On the dimensional adjustment of subaqueous dunes in response to changing flow conditions: a conceptual process model
Flemming, B.W. (2000). On the dimensional adjustment of subaqueous dunes in response to changing flow conditions: a conceptual process model, in: Trentesaux, A. et al. (Ed.) Marine Sandwave Dynamics, International Workshop, March 23-24 2000, University of Lille 1, France. Proceedings.
In: Trentesaux, A.; Garlan, T. (Ed.) (2000). Marine Sandwave Dynamics, International Workshop, March 23-24 2000, University of Lille 1, France. Proceedings. Université de Lille 1: Lille. ISBN 2-11-088263-8. 240 pp., more

Available in  Author 

Keyword
    Marine

Author  Top 
  • Flemming, B.W.

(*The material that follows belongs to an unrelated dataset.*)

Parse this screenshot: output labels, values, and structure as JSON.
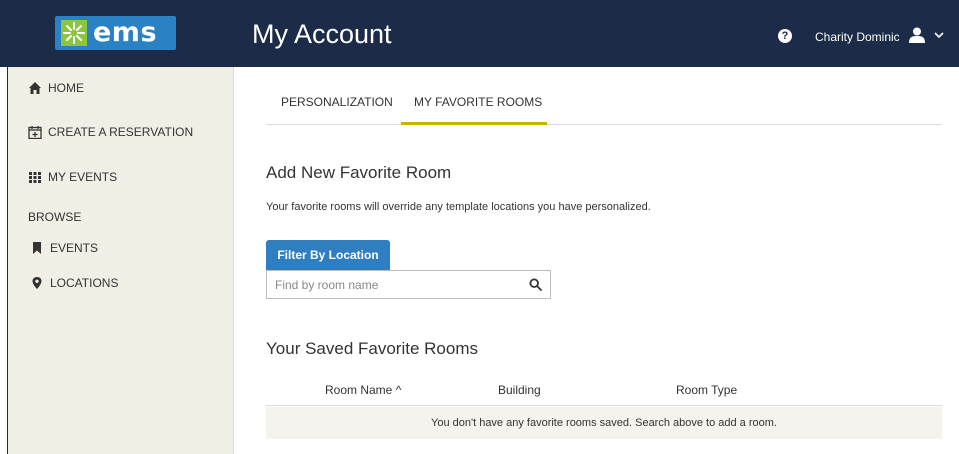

Abstract
    Numerous field studies have concerned themselves with the occurrence, dimensions, grain-size characteristics, and the environmental settings of subaqueous dunes. Similarly, laboratory flume studies have mainly looked at the flow conditions producing stable bedforms and the transitions from one bed phase to another as a function of grain size and flow velocity. By contrast, very little is known about the process of dimensional adjustment of dunes to changing flow conditions. Currently, two theories of bedform growth exist, one having dunes grow by the capture of faster migrating smaller dunes by more slowly migrating larger dunes, the other by the stepwise coalescence of smaller dunes into bigger ones scaled to the size of eddies. Both mechanisms are essentially irreversible. The available field evidence clearly contradicts the first theory and supports the second one only in part. The data clearly show bedform amalgamation or coalescence on various scales, both in shallow and deep water, in reversing and unidirectional flows, but also in aeolian dunes, clouds, and snow. Furthermore, there is clear evidence for reversibility of the process. Based on these observations, a conceptual process model is developed which explains the modes of observed dune growth patterns. In this model dune growth proceeds in steps as a function of grain size and flow velocity, the process being inherently reversible. Water depth is a limiting factor, but not otherwise a functional parameter required for bedform generation. Internal sedimentary structures produced in the course of amalgamation or dune splitting is illustrated by theoretical reconstructions and high-resolution seismic profiles.

All data in IMIS is subject to the VLIZ privacy policy Top | Author